[[ Listed entries open ]]

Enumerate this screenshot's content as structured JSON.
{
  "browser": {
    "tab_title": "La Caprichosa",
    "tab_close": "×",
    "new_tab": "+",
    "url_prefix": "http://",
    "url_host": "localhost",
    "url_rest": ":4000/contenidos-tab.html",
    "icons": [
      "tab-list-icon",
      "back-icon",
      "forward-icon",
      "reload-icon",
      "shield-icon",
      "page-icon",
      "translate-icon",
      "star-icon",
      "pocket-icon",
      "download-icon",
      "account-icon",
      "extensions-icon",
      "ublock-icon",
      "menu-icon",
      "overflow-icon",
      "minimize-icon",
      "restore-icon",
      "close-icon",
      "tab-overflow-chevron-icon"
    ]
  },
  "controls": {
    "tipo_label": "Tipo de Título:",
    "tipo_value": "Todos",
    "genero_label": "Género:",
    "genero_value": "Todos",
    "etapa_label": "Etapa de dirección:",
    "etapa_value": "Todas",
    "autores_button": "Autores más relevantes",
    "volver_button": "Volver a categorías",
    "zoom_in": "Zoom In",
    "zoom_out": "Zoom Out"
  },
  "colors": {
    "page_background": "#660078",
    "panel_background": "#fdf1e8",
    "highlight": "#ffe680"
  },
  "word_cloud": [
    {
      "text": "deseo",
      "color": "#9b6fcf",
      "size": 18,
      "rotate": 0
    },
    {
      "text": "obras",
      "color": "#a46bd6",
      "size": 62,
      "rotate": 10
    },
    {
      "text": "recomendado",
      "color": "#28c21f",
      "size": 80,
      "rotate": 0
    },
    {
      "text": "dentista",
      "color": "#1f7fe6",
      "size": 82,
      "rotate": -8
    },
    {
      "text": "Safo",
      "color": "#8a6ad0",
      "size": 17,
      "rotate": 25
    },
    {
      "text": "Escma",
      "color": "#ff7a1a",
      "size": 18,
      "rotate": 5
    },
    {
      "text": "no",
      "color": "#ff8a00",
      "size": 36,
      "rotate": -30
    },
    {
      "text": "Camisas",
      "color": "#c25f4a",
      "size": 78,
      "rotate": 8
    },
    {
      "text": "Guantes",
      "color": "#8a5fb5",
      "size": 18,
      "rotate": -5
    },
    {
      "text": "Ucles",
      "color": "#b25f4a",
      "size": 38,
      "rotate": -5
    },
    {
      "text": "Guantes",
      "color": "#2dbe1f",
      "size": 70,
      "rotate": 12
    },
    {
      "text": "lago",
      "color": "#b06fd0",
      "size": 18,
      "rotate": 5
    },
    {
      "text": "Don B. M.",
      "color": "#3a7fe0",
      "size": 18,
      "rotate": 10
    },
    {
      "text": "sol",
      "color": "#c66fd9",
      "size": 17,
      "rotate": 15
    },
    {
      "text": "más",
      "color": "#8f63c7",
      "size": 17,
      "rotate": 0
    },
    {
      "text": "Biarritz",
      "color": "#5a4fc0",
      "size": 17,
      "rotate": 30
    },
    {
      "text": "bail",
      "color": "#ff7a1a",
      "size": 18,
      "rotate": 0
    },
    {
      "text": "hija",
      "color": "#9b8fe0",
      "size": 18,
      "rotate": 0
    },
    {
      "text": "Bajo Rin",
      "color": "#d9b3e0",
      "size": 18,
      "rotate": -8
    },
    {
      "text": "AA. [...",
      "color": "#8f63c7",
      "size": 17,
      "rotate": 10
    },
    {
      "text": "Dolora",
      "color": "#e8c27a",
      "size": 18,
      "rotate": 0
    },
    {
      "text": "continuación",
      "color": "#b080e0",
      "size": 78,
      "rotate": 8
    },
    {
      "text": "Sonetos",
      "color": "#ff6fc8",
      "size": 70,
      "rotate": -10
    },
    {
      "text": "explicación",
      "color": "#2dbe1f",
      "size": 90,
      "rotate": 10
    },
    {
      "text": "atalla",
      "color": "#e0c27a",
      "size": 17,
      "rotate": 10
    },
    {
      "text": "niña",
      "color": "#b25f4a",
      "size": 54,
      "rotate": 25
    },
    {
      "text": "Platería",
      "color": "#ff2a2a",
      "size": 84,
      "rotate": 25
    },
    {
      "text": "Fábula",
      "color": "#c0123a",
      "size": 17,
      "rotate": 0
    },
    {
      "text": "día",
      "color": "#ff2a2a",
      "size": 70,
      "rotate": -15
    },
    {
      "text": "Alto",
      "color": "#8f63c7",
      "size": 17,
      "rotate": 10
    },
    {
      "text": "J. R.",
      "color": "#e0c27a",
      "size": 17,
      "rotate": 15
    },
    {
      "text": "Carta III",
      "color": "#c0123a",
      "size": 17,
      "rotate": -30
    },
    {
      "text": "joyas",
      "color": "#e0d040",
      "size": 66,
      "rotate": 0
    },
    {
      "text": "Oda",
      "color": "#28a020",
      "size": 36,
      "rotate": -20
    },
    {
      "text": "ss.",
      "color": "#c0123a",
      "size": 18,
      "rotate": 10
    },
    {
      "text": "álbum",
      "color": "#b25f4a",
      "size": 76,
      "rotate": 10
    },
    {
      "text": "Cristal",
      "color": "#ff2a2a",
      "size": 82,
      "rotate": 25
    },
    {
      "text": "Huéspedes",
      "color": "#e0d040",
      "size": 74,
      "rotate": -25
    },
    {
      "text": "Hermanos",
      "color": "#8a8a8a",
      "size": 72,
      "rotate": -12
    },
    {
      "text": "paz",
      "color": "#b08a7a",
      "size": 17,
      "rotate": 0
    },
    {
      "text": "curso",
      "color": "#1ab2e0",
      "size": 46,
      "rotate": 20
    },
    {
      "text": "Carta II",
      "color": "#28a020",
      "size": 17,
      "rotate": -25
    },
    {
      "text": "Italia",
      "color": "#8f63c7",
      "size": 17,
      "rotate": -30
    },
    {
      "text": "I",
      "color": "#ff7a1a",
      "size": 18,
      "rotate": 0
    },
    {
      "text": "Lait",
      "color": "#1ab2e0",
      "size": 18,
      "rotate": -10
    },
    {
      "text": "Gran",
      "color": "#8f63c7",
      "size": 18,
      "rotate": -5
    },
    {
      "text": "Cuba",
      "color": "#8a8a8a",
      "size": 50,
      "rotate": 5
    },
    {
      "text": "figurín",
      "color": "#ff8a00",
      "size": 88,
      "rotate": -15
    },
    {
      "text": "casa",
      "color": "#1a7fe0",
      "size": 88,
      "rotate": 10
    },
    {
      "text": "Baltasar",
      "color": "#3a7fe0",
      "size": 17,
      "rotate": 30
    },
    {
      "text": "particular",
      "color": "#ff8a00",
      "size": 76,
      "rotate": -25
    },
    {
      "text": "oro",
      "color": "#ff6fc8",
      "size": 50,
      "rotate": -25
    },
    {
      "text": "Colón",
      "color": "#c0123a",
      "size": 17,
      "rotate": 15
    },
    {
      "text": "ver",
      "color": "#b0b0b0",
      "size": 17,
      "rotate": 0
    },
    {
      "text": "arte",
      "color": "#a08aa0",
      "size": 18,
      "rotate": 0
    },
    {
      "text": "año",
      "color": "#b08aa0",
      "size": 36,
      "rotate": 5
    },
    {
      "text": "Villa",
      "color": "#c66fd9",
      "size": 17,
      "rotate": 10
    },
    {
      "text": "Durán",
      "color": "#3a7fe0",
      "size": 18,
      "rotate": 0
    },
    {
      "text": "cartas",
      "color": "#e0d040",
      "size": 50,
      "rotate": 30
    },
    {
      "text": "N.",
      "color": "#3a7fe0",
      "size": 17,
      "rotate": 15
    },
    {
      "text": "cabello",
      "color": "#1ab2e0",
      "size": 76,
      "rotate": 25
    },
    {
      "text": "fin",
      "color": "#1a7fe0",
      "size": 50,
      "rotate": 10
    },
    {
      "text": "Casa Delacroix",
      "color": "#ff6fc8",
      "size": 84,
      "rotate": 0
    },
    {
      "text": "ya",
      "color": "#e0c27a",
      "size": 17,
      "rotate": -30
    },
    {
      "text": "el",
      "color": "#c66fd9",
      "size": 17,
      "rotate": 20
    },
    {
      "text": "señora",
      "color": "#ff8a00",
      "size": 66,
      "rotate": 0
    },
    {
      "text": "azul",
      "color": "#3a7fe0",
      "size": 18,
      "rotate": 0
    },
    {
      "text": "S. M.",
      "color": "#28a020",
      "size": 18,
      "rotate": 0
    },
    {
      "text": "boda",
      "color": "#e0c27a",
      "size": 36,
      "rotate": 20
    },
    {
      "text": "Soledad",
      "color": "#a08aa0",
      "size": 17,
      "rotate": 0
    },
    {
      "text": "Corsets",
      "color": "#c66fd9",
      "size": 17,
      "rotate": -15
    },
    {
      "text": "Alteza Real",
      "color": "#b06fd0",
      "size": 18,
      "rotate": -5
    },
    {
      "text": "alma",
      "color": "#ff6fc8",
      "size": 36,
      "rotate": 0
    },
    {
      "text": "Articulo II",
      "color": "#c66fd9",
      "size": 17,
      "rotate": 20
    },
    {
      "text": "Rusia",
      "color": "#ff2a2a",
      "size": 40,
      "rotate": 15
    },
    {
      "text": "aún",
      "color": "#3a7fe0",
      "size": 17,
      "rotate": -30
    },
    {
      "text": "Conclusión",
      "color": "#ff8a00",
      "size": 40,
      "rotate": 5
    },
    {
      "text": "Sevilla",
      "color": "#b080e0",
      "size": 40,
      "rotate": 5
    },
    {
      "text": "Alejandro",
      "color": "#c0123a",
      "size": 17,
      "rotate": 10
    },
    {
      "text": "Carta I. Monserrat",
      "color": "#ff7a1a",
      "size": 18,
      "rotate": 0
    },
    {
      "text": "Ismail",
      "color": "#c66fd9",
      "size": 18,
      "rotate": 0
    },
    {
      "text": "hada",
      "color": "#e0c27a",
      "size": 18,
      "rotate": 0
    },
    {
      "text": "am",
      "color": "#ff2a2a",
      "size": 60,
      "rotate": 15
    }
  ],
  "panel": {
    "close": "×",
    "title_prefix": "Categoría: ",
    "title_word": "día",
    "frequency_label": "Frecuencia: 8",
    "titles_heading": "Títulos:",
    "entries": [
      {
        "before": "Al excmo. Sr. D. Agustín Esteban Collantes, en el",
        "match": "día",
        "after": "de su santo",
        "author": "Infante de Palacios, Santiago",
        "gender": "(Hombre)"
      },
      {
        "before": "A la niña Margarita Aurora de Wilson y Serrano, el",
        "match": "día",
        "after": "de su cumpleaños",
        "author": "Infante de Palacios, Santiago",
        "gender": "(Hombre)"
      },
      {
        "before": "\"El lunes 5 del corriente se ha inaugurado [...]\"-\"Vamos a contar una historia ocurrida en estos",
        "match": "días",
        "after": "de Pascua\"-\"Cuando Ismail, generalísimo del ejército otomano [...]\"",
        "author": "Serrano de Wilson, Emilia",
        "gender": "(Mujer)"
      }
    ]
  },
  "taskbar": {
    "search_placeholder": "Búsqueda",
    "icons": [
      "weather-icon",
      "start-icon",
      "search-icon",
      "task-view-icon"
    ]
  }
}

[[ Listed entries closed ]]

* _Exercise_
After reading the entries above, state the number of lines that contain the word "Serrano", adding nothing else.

* _Task result_
2